Night diving is usually done at Lighthouse Reef. The Bells, however, is a superb night dive with wonderful colours, lots of lobsters and sleeping fish, and no groups of divers with flashing strobe lights fixed to their tanks, lighting the place up like an airport – though in the evening divemasters are not overly keen to go there because it is 45 minutes away from most dive centres. The reef-flat south of the bay is always alive at night and you are likely to encounter octopus, pufferfish, morays and squid before you even reach the drop-off. Eagle rays can also be seen feeding at the reef edge.
The Island is a huge coral mound dotted with sandy gullies and offers some wonderful natural architecture in the shape of its coral formations. It’s a good, shallow afternoon dive, with its circling shoal of barracuda and a fair chance of encountering a turtle.
Southern sites such as the Caves, the Three Pools and the Southern Oasis are less dived than most, and further south still is the wonderfully intact Gabr El Bint – this virgin reef is only accessible by camel or with a boat.

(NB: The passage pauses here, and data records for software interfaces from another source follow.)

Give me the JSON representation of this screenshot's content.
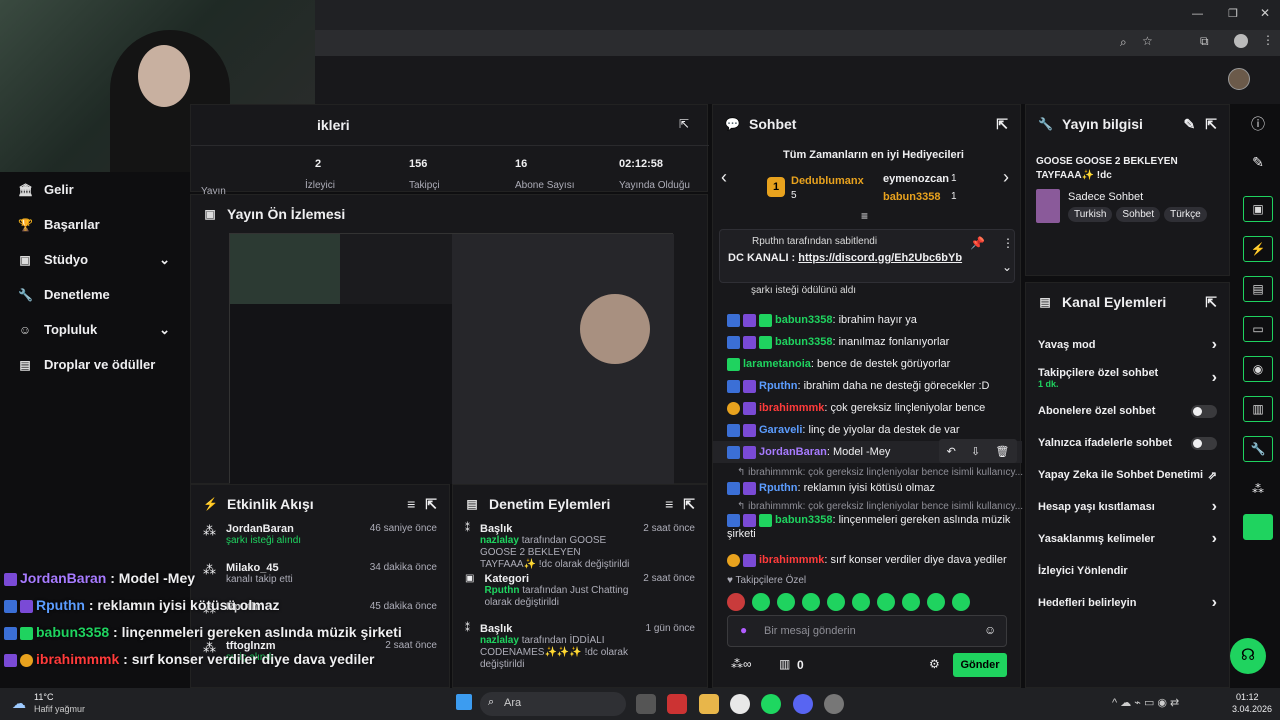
{
  "browser": {
    "controls": [
      "—",
      "❐",
      "✕"
    ]
  },
  "header": {
    "avatar_icon": "avatar-icon"
  },
  "nav": {
    "items": [
      {
        "label": "Gelir",
        "icon": "bank-icon"
      },
      {
        "label": "Başarılar",
        "icon": "trophy-icon"
      },
      {
        "label": "Stüdyo",
        "icon": "studio-icon"
      },
      {
        "label": "Denetleme",
        "icon": "wrench-icon"
      },
      {
        "label": "Topluluk",
        "icon": "community-icon"
      },
      {
        "label": "Droplar ve ödüller",
        "icon": "gift-icon"
      }
    ]
  },
  "stats": {
    "title": "ikleri",
    "cells": [
      {
        "value": "",
        "label": "Yayın"
      },
      {
        "value": "2",
        "label": "İzleyici"
      },
      {
        "value": "156",
        "label": "Takipçi"
      },
      {
        "value": "16",
        "label": "Abone Sayısı"
      },
      {
        "value": "02:12:58",
        "label": "Yayında Olduğu"
      }
    ]
  },
  "preview": {
    "title": "Yayın Ön İzlemesi"
  },
  "activity": {
    "title": "Etkinlik Akışı",
    "items": [
      {
        "name": "JordanBaran",
        "sub": "şarkı isteği alındı",
        "time": "46 saniye önce"
      },
      {
        "name": "Milako_45",
        "sub": "kanalı takip etti",
        "time": "34 dakika önce"
      },
      {
        "name": "Rputhn",
        "sub": "",
        "time": "45 dakika önce"
      },
      {
        "name": "tftoglnzm",
        "sub": "su iç alındı",
        "time": "2 saat önce"
      }
    ]
  },
  "modactions": {
    "title": "Denetim Eylemleri",
    "items": [
      {
        "heading": "Başlık",
        "time": "2 saat önce",
        "user": "nazlalay",
        "text": " tarafından GOOSE GOOSE 2 BEKLEYEN TAYFAAA✨ !dc olarak değiştirildi"
      },
      {
        "heading": "Kategori",
        "time": "2 saat önce",
        "user": "Rputhn",
        "text": " tarafından Just Chatting olarak değiştirildi"
      },
      {
        "heading": "Başlık",
        "time": "1 gün önce",
        "user": "nazlalay",
        "text": " tarafından İDDİALI CODENAMES✨✨✨ !dc olarak değiştirildi"
      }
    ]
  },
  "chat": {
    "title": "Sohbet",
    "gifters_title": "Tüm Zamanların en iyi Hediyecileri",
    "gifters": [
      {
        "rank": "1",
        "name": "Dedublumanx",
        "count": "5"
      },
      {
        "rank": "",
        "name": "eymenozcan",
        "count": "1"
      },
      {
        "rank": "",
        "name": "babun3358",
        "count": "1"
      }
    ],
    "pinned_by": "Rputhn tarafından sabitlendi",
    "pinned_label": "DC KANALI : ",
    "pinned_link": "https://discord.gg/Eh2Ubc6bYb",
    "partial": "şarkı isteği ödülünü aldı",
    "messages": [
      {
        "user": "babun3358",
        "color": "#1fd35f",
        "text": ": ibrahim hayır ya"
      },
      {
        "user": "babun3358",
        "color": "#1fd35f",
        "text": ": inanılmaz fonlanıyorlar"
      },
      {
        "user": "larametanoia",
        "color": "#1fd35f",
        "text": ": bence de destek görüyorlar"
      },
      {
        "user": "Rputhn",
        "color": "#5c9dff",
        "text": ": ibrahim daha ne desteği görecekler :D"
      },
      {
        "user": "ibrahimmmk",
        "color": "#ff3b3b",
        "text": ": çok gereksiz linçleniyolar bence"
      },
      {
        "user": "Garaveli",
        "color": "#5c9dff",
        "text": ": linç de yiyolar da destek de var"
      },
      {
        "user": "JordanBaran",
        "color": "#a77bff",
        "text": ": Model -Mey"
      }
    ],
    "reply1": "↰ ibrahimmmk: çok gereksiz linçleniyolar bence isimli kullanıcy...",
    "msg8": {
      "user": "Rputhn",
      "text": ": reklamın iyisi kötüsü olmaz"
    },
    "reply2": "↰ ibrahimmmk: çok gereksiz linçleniyolar bence isimli kullanıcy...",
    "msg9": {
      "user": "babun3358",
      "text": ": linçenmeleri gereken aslında müzik şirketi"
    },
    "msg10": {
      "user": "ibrahimmmk",
      "text": ": sırf konser verdiler diye dava yediler"
    },
    "followers_only": "Takipçilere Özel",
    "input_placeholder": "Bir mesaj gönderin",
    "points": "0",
    "send": "Gönder"
  },
  "info": {
    "title": "Yayın bilgisi",
    "stream_title": "GOOSE GOOSE 2 BEKLEYEN TAYFAAA✨ !dc",
    "category": "Sadece Sohbet",
    "tags": [
      "Turkish",
      "Sohbet",
      "Türkçe"
    ]
  },
  "channel": {
    "title": "Kanal Eylemleri",
    "rows": [
      {
        "label": "Yavaş mod",
        "control": "arrow"
      },
      {
        "label": "Takipçilere özel sohbet",
        "sub": "1 dk.",
        "control": "arrow"
      },
      {
        "label": "Abonelere özel sohbet",
        "control": "toggle"
      },
      {
        "label": "Yalnızca ifadelerle sohbet",
        "control": "toggle"
      },
      {
        "label": "Yapay Zeka ile Sohbet Denetimi",
        "control": "external"
      },
      {
        "label": "Hesap yaşı kısıtlaması",
        "control": "arrow"
      },
      {
        "label": "Yasaklanmış kelimeler",
        "control": "arrow"
      },
      {
        "label": "İzleyici Yönlendir",
        "control": "none"
      },
      {
        "label": "Hedefleri belirleyin",
        "control": "arrow"
      }
    ]
  },
  "overlay": {
    "lines": [
      {
        "user": "JordanBaran",
        "color": "#a77bff",
        "text": " : Model -Mey"
      },
      {
        "user": "Rputhn",
        "color": "#5c9dff",
        "text": " : reklamın iyisi kötüsü olmaz"
      },
      {
        "user": "babun3358",
        "color": "#1fd35f",
        "text": " : linçenmeleri gereken aslında müzik şirketi"
      },
      {
        "user": "ibrahimmmk",
        "color": "#ff3b3b",
        "text": " : sırf konser verdiler diye dava yediler"
      }
    ]
  },
  "taskbar": {
    "weather_temp": "11°C",
    "weather_desc": "Hafif yağmur",
    "search": "Ara",
    "time": "01:12",
    "date": "3.04.2026"
  },
  "colors": {
    "accent": "#1fd35f",
    "bg": "#0e0e10",
    "panel": "#18181b"
  }
}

Ras Abu Gallom, which lies to the north of the Blue Hole, offers some colourful reefs. To get there involves loading your gear and tanks on to a camel followed by a couple of hours’ trekking from the Blue Hole. You can stay here overnight in very basic accommodation.
The Lagoon is just the place for those who like long, shallow dives. It’s great for macro life and is another place to see strange creatures that you don’t find on the main reefs. There are seahorses in the eel-grass beds, flounders in the sand and cuttlefish hunting between the coral outcrops.
Unfortunately, the idea that one should never dive without a local divemaster has arrived in Dahab. Self-serving nonsense in my book. There is no good reason why experienced divers who have already dived a site shouldn’t return on their own.
Dahab is not necessarily the best destination for the quick in-out, pack-in-as-much-diving-as-you-can type of trip. You would get lots of good diving, but you would also miss out on much of what makes Dahab special. The Egyptians excel at hospitality, and it is nice to settle back and enjoy it. The very fact that you are not being shuttled around to fit in with boat schedules is relaxing in itself. The laid-back hippy heyday may be long gone, but Dahab is still a great place to ‘chill out’, enjoy some great diving and still have enough change left over to return for another trip.
Small, comfortable, beachfront accommodation such as the Star of Dahab, the Jasmine Guest House and Penguin Camp are available at the quiet, southern end of town. Further into town are the Mohammed Ali and the Crazy Camel Camp (which has its own excellent dive centre). Here you will also find that some larger hotels are being introduced.
These days you have everything from basic £1.50-a-night rooms to air-conditioned luxury. There are plenty of restaurants and you can still get a good meal for £2.
Fly to Sharm El Sheikh (booking through one of the leading tour operators), then take a one-hour taxi ride (taxis take up to six people), which costs about EL100 (£20) in total. Visas are available on arrival at Sharm El Sheikh airport.
Alternatively, fly to Cairo and take an eight-hour bus ride to Dahab (long and tedious).
The cheapest option (and a chance to see a bit of Egypt) is to take a last-minute flight to Luxor (at quiet times they can be had for less than £100), then a bus to Hurghada, a boat up to Sharm and a taxi to Dahab. Haggle a good diving deal if the dive centre isn’t busy, move into your £2 room and the whole thing will be cheaper than if you’d stayed at home.
What to bring
In summer a 3mm wetsuit is plenty, in winter take a 5 or 6mm suit (it is the most northerly coral reef in the world). Bring your own gear, and a package of guided diving with tanks and weights can cost you as little as a tenner a dive.
Technical diving equipment and instruction is now available in Dahab.